Richard Powell

Richard, 62, was diagnosed with mesothelioma in April 2018. He has had no treatment since August 2018 and is determined to ‘live with cancer, not die from it.’

A peculiar twist of fate in February 2018 brought bad news for me and my partner, Debs. I was involved in a motor accident, in my 1985 Mercedes SL380 sports car, and so with no air bags or modern safety features, the inertia of the crash was quite serious. However, on balance, it was a blessing of sorts as my doctor sent me for x-rays as my right lung wasn’t giving the output she expected, and I was breathless. The initial concern was a collapsed lung, and I was booked for a second x-ray four weeks later.

Following the x-rays and investigations, we got the devastating diagnosis of Stage 3 epithelioid mesothelioma in early April 2018. It understandably knocked his both completely sideways, having found each other reasonably late in life (I was 59 and Debs was 53) and with so many plans for the future.

But we are both extremely positive people and eternal optimists, and if anything, it simply accelerated our plans to do what we knew we were going to do almost two weeks into meeting each other, and that was to get married!

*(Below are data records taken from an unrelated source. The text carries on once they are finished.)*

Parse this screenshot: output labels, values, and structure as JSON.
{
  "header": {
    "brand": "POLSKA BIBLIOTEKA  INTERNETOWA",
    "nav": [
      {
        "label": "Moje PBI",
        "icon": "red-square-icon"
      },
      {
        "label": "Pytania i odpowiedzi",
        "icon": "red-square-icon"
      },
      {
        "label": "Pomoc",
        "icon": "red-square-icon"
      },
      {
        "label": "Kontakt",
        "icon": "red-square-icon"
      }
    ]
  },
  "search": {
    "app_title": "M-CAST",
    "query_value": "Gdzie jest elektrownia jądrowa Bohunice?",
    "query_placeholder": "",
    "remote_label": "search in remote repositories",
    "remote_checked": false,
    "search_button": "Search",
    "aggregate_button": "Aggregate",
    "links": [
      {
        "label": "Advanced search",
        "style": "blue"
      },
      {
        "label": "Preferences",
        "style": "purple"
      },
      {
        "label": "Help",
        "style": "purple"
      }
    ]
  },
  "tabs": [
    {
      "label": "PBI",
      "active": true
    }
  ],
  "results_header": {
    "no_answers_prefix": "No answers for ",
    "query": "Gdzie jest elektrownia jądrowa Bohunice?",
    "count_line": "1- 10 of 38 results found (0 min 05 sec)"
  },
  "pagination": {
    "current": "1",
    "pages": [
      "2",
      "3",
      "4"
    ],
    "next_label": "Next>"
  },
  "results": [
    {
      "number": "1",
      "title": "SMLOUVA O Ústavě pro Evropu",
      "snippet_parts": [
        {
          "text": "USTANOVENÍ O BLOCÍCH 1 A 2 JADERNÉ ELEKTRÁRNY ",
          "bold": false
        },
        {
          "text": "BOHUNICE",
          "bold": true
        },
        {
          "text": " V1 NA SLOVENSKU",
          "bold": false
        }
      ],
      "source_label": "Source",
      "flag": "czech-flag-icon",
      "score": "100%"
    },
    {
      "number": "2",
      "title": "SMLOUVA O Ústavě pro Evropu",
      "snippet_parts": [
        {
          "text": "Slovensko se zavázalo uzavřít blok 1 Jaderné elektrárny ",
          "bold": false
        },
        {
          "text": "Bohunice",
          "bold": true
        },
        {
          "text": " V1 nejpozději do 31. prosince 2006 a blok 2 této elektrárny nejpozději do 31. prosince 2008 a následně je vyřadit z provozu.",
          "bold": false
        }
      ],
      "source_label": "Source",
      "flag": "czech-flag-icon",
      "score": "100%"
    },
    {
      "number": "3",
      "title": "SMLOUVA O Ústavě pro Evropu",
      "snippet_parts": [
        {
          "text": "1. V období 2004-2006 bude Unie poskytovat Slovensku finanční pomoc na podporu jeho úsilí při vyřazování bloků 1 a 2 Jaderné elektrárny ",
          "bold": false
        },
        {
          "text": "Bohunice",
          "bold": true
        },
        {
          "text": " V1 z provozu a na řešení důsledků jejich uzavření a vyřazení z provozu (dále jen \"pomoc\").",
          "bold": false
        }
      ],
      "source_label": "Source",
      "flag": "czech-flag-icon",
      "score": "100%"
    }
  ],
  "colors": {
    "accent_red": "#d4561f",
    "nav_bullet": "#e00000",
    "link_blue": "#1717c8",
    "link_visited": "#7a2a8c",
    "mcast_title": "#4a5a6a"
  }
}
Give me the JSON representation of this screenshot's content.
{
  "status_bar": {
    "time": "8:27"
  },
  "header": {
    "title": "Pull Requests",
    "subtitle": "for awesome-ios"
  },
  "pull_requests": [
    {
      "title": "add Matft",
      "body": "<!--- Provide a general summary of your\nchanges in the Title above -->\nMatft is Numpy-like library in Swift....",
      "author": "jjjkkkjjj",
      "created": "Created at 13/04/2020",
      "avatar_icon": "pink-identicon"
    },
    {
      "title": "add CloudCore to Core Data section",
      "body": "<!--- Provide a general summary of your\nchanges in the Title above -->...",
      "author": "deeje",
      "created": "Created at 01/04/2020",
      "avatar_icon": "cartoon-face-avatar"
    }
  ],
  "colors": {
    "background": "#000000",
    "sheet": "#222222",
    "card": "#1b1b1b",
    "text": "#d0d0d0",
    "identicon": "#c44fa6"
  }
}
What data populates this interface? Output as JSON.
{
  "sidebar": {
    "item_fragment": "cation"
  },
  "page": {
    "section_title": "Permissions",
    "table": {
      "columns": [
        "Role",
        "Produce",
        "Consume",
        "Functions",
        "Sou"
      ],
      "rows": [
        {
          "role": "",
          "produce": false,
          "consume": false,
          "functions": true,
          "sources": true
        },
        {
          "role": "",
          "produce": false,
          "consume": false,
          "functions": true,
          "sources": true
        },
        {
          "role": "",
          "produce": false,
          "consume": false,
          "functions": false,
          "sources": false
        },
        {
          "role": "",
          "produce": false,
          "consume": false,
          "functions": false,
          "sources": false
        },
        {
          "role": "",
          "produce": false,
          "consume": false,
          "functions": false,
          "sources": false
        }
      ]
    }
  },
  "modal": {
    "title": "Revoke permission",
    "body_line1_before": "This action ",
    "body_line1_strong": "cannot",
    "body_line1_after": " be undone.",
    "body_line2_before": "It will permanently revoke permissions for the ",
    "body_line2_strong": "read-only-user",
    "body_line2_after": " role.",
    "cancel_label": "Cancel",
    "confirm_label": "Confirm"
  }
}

Deborah and I first met online in June 2016, just as we were both giving up meeting anybody as we actually didn’t like the “online thing”. We just clicked straight away; it seemed so natural, and very quickly all our friends and family just knew that we had both found something special.

We got engaged on 9 June 2018, the second anniversary of our first date, and, given my diagnosis, were going to get married as soon as possible. But we then both agreed that this bloody thing wasn’t going to control our lives and so we set the date for 12 months later, on our third anniversary.

For us it made perfect sense to set future targets and plans to keep us mindful of the old adage ‘living with cancer, not dying from it’. I maintain to this day that having the accident was an event that could have easily killed me, and what it actually did, was make us aware of the mesothelioma in relatively good time as opposed to late stage 3 or even stage 4.

After three bouts of chemotherapy in the summer of 2018, I have now had no chemo for the past 15 months with my next review in January 2020. I know everyone takes a different path to help deal with the prognosis, but for me, as a non-smoker and light drinker, the key is good non-processed food, a reasonable degree of exercise such as gardening, and most importantly the love and support of a wonderful woman, the love of my life Deborah.

We got married in June 2018 and was just the most fantastic day with just 38 close friends and family, who instead of giving wedding gifts, collectively helped us raise over £1,500 for the Cheshire Asbestos Victims Support Group who gave us incredible support when first diagnosed. 

We would be really grateful if anyone out there could contact us (via Mesothelioma UK) if they contracted mesothelioma in the same way as me – working on the oil rigs in the North Sea in the 1970s and 1980s.

A Tribute to Mavis Nye

It is hard to find the words to express the depth of sorrow we all feel at Mesothelioma UK at the passing of Mavis Nye. Mavis feels like one of us and what she has achieved, the people she has helped, the awareness she has created is immeasurable. She will always be...

Disclaimer: These stories are based on personal experience and do not constitute medical advice. We recommend you speak to your healthcare team or phone our support line if you have any questions relating to your care or treatment.